*** Records for this task Section Begins ***

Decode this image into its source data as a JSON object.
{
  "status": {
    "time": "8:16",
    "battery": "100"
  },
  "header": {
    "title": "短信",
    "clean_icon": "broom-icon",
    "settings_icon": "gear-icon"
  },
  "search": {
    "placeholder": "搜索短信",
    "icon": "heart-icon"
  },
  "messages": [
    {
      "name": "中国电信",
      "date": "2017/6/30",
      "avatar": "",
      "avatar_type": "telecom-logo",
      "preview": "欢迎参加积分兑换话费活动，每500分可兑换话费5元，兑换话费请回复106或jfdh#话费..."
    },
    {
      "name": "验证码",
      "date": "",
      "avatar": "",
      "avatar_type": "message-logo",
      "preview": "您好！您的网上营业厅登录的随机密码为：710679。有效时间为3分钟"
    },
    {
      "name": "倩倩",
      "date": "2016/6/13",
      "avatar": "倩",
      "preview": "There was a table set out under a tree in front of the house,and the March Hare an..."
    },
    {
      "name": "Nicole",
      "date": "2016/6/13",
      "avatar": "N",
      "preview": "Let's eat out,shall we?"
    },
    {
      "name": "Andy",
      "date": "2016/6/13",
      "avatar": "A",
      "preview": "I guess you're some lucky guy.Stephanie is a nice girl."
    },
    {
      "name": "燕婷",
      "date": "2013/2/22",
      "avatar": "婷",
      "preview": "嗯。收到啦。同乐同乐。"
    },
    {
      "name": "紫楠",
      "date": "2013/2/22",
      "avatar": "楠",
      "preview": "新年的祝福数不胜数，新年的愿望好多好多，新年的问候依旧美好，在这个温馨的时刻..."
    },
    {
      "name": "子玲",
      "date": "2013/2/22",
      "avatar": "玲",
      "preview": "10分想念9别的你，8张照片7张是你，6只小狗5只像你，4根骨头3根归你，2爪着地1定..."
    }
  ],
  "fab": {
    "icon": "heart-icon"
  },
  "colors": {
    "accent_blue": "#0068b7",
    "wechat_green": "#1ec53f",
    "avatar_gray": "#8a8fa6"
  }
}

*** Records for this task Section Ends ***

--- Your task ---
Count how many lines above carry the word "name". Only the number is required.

--- Solution for this task ---
8